## What needs to be done
Using the listing below, report all lines holding the word "JSON".

## Record set

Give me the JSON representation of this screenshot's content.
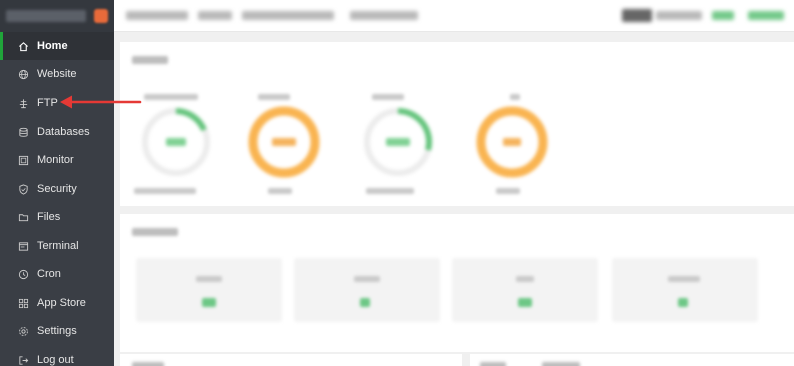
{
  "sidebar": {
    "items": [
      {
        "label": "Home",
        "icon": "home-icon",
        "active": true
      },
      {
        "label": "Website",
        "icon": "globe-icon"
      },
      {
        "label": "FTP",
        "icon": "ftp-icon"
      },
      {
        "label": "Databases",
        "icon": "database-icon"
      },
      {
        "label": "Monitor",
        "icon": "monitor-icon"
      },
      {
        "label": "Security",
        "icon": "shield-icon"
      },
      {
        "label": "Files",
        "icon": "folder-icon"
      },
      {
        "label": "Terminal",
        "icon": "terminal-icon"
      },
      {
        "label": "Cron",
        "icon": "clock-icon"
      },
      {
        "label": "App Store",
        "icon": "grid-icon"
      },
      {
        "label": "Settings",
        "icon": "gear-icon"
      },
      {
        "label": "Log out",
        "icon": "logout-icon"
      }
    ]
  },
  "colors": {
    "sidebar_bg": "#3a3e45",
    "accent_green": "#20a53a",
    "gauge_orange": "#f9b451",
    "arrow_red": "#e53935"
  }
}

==

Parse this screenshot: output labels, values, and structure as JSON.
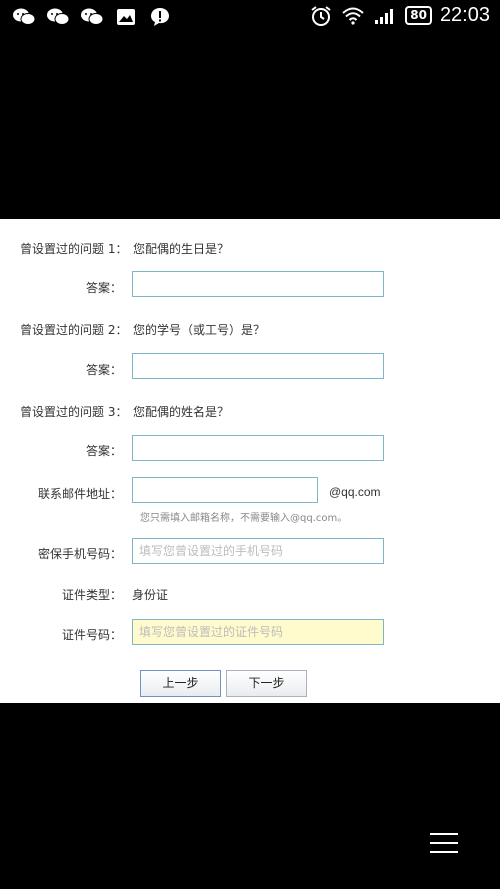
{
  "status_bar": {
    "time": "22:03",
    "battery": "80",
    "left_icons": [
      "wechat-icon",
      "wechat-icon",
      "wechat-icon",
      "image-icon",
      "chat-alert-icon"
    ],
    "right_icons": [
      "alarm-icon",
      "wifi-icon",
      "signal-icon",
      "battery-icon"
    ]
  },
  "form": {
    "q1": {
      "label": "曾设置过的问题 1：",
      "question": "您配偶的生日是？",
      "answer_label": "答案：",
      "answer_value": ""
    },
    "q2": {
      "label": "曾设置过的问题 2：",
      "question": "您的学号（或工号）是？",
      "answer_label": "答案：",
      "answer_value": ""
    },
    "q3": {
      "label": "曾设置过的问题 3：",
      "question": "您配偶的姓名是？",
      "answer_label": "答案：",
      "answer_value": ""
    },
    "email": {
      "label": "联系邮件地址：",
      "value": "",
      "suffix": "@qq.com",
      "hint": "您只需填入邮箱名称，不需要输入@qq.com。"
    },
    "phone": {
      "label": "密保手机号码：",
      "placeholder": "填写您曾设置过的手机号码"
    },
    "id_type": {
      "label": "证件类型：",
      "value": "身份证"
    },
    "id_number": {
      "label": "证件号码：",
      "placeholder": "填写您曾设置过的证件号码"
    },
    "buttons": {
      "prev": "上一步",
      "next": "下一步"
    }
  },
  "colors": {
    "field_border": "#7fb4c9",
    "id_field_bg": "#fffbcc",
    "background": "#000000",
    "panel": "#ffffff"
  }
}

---

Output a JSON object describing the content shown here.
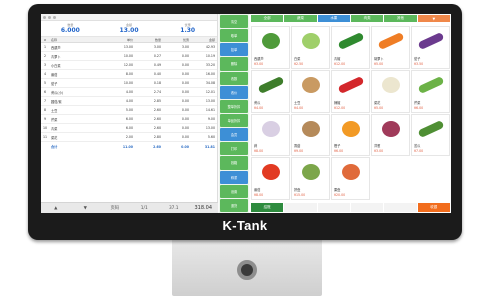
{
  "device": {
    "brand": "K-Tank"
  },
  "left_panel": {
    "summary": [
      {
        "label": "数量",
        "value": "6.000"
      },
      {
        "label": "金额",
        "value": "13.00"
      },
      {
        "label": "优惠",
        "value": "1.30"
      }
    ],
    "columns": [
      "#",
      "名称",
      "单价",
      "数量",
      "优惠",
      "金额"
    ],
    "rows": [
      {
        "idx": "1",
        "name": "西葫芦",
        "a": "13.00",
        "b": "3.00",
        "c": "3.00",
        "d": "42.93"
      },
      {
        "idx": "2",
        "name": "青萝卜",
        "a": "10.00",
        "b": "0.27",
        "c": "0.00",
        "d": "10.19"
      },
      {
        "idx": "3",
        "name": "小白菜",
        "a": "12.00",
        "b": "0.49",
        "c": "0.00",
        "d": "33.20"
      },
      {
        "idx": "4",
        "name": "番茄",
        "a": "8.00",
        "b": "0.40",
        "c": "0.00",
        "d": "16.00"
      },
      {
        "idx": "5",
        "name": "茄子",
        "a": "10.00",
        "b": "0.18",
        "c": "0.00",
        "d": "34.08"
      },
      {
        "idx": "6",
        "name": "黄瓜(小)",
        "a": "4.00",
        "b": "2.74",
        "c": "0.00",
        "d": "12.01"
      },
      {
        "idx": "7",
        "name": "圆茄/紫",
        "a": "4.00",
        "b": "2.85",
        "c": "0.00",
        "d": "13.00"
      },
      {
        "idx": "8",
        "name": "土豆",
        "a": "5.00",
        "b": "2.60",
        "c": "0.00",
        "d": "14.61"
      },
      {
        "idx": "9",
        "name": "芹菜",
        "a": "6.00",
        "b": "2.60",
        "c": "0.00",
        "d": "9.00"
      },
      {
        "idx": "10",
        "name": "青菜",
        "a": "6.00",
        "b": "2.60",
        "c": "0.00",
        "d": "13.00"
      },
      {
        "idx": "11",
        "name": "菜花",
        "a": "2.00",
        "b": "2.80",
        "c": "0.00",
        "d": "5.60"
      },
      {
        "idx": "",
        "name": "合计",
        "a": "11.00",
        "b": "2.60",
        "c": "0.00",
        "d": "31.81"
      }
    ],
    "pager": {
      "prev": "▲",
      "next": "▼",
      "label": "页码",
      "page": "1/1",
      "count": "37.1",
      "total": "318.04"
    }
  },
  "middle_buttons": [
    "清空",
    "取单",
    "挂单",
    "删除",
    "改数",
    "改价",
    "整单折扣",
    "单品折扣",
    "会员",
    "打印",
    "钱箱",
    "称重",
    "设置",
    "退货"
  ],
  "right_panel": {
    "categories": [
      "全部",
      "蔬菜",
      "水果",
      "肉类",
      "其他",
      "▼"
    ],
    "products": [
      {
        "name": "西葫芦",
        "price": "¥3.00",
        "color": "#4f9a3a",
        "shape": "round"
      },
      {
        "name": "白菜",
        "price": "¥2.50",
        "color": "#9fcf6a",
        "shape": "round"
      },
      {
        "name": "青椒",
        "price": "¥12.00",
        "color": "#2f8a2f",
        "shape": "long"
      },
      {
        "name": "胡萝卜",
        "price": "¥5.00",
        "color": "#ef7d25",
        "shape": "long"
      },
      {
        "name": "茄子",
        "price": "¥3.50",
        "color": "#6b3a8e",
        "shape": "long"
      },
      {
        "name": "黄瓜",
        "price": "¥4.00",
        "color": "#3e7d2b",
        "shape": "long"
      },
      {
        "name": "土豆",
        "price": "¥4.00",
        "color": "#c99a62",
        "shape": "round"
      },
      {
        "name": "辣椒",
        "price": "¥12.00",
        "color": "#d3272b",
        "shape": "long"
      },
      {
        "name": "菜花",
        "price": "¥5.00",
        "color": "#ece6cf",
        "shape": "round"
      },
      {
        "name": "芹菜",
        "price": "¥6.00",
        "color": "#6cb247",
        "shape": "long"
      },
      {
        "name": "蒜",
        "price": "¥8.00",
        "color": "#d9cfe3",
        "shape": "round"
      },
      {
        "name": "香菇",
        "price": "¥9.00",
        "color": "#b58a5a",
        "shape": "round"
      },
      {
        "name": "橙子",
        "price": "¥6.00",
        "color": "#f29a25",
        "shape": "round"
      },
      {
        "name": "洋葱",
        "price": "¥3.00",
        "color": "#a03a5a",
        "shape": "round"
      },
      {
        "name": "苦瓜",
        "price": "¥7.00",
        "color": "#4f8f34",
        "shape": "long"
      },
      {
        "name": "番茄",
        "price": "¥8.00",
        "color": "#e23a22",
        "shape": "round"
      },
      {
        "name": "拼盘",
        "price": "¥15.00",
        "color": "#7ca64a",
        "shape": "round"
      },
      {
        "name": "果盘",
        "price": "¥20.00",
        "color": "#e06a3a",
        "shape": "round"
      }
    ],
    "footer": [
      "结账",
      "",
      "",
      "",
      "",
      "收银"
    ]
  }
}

## Expected answer
Give me the JSON representation of this screenshot's content.
Parse this screenshot: output labels, values, and structure as JSON.
Output a JSON object describing the content shown here.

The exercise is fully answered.